[Recorded data]
------
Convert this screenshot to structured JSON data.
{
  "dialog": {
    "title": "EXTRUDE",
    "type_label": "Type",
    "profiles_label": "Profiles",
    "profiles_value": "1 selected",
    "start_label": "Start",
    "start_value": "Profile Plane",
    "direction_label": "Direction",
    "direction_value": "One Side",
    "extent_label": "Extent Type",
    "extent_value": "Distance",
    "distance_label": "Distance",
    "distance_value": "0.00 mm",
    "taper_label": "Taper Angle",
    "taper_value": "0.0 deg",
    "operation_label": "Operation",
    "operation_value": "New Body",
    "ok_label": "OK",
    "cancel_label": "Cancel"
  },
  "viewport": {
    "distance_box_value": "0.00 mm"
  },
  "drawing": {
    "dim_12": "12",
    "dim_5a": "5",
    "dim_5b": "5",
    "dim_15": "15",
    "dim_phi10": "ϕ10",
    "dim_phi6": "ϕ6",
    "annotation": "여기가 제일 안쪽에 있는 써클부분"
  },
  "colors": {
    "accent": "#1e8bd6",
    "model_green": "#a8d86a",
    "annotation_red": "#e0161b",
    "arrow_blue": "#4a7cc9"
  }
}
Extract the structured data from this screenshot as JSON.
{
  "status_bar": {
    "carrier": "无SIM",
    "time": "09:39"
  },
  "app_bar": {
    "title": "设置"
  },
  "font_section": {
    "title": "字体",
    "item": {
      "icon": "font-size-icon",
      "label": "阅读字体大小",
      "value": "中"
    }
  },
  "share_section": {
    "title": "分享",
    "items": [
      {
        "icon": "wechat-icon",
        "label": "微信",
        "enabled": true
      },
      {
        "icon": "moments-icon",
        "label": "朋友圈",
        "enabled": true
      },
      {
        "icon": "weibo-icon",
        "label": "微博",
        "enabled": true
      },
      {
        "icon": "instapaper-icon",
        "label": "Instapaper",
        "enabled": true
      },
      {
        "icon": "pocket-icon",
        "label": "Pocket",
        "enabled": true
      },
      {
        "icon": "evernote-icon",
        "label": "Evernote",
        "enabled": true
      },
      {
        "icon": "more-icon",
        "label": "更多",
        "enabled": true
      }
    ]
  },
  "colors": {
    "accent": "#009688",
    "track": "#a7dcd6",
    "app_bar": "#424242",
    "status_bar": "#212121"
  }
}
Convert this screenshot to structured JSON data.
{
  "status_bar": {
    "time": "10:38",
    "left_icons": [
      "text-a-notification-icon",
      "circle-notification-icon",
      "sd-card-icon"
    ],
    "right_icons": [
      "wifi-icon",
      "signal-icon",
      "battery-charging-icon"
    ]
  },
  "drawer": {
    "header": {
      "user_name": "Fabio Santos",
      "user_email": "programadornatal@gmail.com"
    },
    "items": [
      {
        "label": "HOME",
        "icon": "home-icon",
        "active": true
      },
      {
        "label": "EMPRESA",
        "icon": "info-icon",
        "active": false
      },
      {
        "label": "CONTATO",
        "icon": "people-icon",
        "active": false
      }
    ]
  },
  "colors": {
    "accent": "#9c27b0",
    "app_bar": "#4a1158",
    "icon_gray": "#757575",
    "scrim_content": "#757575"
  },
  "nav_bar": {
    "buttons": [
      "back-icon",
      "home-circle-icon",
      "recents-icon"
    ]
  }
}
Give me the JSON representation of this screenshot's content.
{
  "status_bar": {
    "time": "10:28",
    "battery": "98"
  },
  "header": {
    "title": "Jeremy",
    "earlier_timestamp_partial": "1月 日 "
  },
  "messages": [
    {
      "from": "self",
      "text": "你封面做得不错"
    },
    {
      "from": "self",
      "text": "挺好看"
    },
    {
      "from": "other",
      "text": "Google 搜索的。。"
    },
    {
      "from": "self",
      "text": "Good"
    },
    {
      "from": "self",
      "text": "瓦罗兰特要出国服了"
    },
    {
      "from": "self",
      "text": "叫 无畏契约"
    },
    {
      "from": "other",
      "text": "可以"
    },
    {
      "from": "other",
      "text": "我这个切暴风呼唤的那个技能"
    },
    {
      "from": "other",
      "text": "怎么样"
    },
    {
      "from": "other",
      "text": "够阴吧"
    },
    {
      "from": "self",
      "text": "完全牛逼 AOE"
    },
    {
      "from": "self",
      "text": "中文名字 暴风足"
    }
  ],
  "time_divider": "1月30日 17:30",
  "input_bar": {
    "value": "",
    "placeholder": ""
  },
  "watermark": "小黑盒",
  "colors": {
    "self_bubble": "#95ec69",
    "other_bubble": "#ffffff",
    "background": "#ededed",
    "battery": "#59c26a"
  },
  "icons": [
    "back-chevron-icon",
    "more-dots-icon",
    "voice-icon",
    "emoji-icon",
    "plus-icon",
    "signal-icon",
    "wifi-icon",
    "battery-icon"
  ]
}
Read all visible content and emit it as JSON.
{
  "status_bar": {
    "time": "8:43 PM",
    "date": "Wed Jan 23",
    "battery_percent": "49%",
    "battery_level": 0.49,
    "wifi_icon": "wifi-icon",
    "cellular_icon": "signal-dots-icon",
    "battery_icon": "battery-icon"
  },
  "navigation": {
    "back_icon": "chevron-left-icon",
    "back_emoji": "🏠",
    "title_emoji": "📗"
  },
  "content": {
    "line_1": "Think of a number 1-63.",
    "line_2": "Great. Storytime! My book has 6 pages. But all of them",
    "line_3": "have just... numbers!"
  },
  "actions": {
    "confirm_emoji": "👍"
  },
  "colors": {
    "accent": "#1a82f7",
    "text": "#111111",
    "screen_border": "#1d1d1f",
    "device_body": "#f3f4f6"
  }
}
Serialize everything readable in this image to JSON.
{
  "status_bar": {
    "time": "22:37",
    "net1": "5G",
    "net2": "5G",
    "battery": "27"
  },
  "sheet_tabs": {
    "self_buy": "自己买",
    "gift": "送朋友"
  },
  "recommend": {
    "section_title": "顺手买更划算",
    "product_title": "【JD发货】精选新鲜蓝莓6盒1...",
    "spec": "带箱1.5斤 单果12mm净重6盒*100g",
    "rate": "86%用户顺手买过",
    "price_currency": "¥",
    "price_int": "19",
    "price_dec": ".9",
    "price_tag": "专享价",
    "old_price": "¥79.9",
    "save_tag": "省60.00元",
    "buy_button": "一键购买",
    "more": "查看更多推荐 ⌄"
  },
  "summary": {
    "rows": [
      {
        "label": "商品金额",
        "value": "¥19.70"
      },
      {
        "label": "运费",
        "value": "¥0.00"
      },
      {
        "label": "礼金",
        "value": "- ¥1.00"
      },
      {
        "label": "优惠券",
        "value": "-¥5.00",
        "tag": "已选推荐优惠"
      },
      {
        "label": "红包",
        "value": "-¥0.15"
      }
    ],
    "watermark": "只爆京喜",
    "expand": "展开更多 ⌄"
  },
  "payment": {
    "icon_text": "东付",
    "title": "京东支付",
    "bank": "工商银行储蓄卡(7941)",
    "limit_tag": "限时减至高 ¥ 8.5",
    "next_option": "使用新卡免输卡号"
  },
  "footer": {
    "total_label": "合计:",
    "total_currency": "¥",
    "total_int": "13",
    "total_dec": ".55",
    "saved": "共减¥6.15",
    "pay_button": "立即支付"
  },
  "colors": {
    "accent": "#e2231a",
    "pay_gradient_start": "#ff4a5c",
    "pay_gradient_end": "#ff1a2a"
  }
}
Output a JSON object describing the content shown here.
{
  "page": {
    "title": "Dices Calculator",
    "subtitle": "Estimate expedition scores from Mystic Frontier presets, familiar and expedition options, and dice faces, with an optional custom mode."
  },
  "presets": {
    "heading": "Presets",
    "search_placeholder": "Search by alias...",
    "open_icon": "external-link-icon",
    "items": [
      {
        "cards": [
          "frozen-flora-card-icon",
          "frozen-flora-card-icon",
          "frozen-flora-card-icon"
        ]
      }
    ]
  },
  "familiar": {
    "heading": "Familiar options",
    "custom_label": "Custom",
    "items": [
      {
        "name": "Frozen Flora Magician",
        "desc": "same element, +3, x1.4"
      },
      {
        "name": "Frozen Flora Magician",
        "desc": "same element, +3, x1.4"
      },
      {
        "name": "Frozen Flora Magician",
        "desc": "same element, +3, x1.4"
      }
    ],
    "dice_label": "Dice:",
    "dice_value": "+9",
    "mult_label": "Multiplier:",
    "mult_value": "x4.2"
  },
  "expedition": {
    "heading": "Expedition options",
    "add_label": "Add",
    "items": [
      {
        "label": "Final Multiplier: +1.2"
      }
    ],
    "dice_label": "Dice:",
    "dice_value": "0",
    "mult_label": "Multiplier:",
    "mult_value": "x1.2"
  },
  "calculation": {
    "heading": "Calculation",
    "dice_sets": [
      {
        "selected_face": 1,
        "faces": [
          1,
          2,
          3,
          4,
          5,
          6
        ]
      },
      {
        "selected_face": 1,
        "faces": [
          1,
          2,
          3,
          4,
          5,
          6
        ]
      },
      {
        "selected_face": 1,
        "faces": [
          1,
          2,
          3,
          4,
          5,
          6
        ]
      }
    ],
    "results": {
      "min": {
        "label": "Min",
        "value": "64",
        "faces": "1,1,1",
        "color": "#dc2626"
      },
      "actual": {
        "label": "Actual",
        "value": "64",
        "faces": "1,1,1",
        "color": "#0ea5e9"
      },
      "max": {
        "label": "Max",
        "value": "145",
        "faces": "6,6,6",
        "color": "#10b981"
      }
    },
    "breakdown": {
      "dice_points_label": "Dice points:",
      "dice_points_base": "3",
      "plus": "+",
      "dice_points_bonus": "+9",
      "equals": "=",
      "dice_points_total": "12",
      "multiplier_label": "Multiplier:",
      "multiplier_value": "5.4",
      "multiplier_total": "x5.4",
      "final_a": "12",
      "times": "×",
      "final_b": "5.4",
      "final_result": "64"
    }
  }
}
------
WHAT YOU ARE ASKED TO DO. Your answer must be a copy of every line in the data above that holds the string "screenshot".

ANSWER TO THE EXERCISE.
Convert this screenshot to structured JSON data.
Extract the structured data from this screenshot as JSON.
Convert this screenshot to structured JSON data.
Give me the JSON representation of this screenshot's content.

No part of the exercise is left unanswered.